Here’s the Nonsense: The GOP primary race has had more than enough debates. They now serve no further purpose.
Here’s the Horse Sense: The voters and the country will be hurt as the debates wind down to an end in the GOP primary race.
The candidates are trying to get their messages out and there are basically 3 methods that are used to do that. Candidates run political ads, the media report on the campaigns of the various candidates, and there are debates between the candidates.
With debates the voters get to see the candidates speaking in their own words, responding to each other and to questions directed at them. The voters can clearly and directly hear what they are saying. If candidates only make superficial comments and give sound bite answers they are making a mistake. The debates give them the only opportunity to give substantive explanations of their positions on issues and their plans for the country directly to the voters. If they don’t take advantage of it then it is their loss because voters should see through that and reject them as candidates.

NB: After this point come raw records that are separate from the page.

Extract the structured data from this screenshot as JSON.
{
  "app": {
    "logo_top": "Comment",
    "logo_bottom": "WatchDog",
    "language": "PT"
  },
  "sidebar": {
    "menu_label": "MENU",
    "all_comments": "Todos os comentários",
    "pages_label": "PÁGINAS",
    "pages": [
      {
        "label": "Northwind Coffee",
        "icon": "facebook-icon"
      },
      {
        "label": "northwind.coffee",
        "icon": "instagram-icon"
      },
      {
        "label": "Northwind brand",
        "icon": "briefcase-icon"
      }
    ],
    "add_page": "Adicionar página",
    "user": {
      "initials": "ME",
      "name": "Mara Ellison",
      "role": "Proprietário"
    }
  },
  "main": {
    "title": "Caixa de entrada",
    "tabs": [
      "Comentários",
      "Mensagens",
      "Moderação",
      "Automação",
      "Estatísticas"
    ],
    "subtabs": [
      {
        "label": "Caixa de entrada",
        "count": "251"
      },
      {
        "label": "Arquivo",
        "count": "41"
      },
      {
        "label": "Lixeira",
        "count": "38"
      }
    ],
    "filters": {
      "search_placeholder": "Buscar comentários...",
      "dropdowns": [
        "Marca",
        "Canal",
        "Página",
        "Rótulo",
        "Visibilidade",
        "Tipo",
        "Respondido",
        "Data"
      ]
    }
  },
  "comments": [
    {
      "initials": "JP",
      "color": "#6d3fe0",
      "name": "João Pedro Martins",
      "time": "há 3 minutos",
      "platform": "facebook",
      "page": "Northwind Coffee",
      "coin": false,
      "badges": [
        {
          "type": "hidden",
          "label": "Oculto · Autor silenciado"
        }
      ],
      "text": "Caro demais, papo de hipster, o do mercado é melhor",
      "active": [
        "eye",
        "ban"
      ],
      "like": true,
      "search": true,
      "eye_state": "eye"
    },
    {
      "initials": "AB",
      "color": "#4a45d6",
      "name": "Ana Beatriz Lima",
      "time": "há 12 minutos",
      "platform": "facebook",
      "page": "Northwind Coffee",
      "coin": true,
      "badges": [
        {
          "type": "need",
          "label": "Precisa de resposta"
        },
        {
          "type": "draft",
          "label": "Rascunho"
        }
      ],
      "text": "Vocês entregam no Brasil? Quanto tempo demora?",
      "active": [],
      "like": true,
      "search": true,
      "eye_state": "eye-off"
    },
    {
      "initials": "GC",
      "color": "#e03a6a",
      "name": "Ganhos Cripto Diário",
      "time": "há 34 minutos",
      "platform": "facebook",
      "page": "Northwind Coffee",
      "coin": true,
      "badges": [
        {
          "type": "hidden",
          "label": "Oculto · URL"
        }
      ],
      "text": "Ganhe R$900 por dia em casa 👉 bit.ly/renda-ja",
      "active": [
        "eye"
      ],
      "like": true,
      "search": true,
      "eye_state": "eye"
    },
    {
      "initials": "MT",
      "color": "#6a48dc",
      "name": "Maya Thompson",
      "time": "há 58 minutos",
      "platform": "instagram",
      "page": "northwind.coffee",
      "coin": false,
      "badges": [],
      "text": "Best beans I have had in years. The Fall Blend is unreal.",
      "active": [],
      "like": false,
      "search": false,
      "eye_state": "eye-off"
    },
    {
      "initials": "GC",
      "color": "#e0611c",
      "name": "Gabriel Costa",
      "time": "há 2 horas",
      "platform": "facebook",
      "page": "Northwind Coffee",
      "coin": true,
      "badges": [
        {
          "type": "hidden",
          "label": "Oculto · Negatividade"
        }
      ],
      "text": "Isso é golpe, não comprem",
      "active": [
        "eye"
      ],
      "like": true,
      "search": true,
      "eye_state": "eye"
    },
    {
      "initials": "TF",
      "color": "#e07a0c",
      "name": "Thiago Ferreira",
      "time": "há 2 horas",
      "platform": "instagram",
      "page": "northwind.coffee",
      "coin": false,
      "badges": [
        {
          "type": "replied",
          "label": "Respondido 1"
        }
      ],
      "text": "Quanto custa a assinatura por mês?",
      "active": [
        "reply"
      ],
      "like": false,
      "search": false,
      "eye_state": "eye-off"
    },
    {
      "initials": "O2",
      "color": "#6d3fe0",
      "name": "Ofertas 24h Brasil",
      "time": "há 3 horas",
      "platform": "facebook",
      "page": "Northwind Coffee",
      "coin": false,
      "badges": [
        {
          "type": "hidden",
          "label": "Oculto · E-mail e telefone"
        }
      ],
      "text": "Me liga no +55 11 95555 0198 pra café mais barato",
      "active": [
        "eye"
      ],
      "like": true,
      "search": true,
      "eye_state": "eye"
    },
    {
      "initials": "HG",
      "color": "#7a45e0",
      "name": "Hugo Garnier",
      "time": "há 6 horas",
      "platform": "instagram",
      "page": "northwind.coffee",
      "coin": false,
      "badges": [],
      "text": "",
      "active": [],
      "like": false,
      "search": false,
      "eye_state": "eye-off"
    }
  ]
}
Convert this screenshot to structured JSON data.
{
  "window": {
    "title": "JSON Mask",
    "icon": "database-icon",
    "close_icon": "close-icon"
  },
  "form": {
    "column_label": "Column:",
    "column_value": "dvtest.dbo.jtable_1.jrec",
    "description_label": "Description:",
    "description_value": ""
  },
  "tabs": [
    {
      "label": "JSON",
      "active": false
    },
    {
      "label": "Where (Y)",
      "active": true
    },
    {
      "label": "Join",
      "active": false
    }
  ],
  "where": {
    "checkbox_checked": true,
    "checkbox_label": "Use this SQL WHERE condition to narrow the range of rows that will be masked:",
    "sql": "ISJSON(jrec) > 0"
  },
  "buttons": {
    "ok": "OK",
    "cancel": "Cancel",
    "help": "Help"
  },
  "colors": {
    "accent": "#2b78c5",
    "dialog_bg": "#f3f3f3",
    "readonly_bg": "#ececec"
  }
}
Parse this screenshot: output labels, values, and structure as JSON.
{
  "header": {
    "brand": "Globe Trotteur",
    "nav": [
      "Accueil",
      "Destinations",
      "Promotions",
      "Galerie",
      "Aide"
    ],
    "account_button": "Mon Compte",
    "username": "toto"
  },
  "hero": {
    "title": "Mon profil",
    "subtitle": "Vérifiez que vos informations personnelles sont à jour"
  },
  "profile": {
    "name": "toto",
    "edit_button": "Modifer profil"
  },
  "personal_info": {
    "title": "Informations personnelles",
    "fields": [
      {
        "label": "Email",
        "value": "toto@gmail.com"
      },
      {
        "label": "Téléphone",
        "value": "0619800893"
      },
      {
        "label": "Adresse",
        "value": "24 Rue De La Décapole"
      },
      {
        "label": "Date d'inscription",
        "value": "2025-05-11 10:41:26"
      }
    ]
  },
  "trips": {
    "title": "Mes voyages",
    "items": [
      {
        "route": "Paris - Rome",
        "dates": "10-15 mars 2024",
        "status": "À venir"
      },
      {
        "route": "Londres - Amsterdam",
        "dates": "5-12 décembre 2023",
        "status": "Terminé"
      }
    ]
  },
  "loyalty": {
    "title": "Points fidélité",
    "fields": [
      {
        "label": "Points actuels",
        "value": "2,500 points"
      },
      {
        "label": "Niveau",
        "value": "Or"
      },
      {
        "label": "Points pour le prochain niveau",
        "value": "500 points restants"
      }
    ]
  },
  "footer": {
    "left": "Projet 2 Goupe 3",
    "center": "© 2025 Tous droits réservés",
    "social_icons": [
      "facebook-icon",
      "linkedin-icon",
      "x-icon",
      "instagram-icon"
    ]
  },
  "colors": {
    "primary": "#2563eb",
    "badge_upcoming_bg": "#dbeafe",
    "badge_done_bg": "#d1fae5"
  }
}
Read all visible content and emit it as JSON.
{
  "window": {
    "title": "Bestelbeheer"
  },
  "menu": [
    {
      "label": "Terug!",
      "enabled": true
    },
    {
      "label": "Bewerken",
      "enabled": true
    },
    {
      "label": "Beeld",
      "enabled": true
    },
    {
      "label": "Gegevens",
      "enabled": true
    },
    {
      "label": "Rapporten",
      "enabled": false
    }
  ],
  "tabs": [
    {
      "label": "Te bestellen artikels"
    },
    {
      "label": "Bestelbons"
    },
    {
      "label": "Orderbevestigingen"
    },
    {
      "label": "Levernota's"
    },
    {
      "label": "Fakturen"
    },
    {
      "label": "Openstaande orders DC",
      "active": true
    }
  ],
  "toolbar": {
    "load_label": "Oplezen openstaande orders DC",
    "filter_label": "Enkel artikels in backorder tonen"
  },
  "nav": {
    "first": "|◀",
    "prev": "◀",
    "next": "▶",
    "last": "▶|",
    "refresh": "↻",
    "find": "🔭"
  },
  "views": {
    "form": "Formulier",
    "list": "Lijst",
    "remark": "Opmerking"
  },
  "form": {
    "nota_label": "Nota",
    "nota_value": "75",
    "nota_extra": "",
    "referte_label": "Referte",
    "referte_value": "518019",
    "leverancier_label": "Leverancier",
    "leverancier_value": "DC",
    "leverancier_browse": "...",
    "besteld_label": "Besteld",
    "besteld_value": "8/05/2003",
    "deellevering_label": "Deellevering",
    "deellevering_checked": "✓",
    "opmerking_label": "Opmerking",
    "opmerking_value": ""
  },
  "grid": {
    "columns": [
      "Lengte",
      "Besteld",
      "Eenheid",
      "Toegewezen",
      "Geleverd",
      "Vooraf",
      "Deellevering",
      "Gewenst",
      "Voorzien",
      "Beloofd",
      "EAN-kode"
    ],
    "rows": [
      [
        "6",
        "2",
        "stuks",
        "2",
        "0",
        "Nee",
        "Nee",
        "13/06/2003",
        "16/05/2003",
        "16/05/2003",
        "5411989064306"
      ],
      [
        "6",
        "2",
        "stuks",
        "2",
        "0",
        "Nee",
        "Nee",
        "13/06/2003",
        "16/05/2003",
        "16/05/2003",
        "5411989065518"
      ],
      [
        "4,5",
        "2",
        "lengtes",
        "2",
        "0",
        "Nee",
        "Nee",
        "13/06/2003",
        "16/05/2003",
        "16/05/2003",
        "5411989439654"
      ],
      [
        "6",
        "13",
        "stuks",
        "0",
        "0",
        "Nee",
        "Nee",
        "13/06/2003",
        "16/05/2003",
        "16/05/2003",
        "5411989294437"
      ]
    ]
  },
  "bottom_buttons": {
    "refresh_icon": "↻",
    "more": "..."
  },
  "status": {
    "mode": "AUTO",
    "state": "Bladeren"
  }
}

Political ads are often misleading and even deceptive. They are either painting a less than complete, maybe even untrue picture of the candidate or they are tearing down their opponents which only tells us that the candidate knows how to attack someone, not where they stand on the issues or what their specific plans are to address America's problems.
The mainstream media only offer their twisted version of where each candidate stands because their self-appointed purpose is to shape the debate and manipulate the voters’ opinions so that their chosen candidate will win. The days of objective and investigative journalism are gone when it comes to the mainstream media.
Most voters don’t watch every debate like those of us who deal with it every day. They usually wait until either something in the news gets their attention and they want to know where the candidates stand on the issues. Or they wait until closer to the time of their own state’s primary or caucus to start watching. Debates are the only time that most voters really have an opportunity to listen to the candidates unless they happen to be lucky enough to be able to attend one of their campaign tour events. And even though debates still only give a limited education, it is better than no education or just relying on the media and the advertising to form their opinions.
Those of us who are involved in commenting, analyzing, and reporting on politics are pretty tired of all the debates this primary season. I can certainly think of other ways I’d prefer to spend my evenings. On the other hand, this isn’t about what makes pundits, journalists, and politicians happy. This is about what is best for America, and what’s best for America is educated voters.
Most voters learn little on their own about the candidates for which they choose to vote. Sure, we all have an obligation as citizens to do our homework, but unfortunately most people make their choice for the wrong reasons (i.e.; they’ve always voted for that party, their parents voted for that party, the candidate looks good, the candidate gives them a tingle up their leg, he was a successful businessman, he’s got a great family, etc.). None of those are measures of a true leader, let alone an analysis of what the candidate may believe are the solutions for the problems the nation faces.
Recently I watched a political talk show on TV. They had a panel of people to speak about the GOP primary race. The host asked one lady which candidate she liked and when the woman named her choice the host asked her why she supported that candidate. The woman’s response almost knocked me over when she said, “Because he likes to watch the same professional sport I do. I’m a big fan of that sport.” That was it? That was the reason she’d use to choose the next leader of the free world, the most powerful position on the planet? And this was supposed to be an “expert” that they were talking to? No wonder America is in such sad shape.
When there are great lapses between debates we even see the damage that the media reporting and attack advertising does. Attack ads, unfortunately, are very effective probably because people want to believe the worst about people. Unfortunately in our society once someone is accused of something it rarely matters any longer what the truth is. What matters is who can scream their side of the story the loudest and longest (which means that the candidate with the most money to drive their message home will probably be the one who benefits). Only debates have shown to have success in beating money for attack ads and buying the race.
Every voter needs to be as educated as possible. They need to learn what each candidate stands for and how that will impact the country. Without voters getting involved and making educated choices our nation faces a crisis on a scale the likes of which we’ve never seen in our history.
The debate formats are poor, at best. But even so they still allow us to hear the candidates directly. What is needed is a new format for the debates that creates more substance instead of being a format for the mainstream media to set up the candidates for gotcha questions. It seems that a format that is not controlled by the mainstream media (including Fox News) or either political party would offer a far better setting for voters to get the most information.
Before we start listening to the pundits, journalists, and politicians that are saying that there are too many debates, we need to stop and think about it from the voters’ perspective. If we want the best for our country, then we should want voters to be as educated as possible. And getting their education from media sound bites and slick marketing campaigns is far from the best way for voters to learn any real truth about the candidates.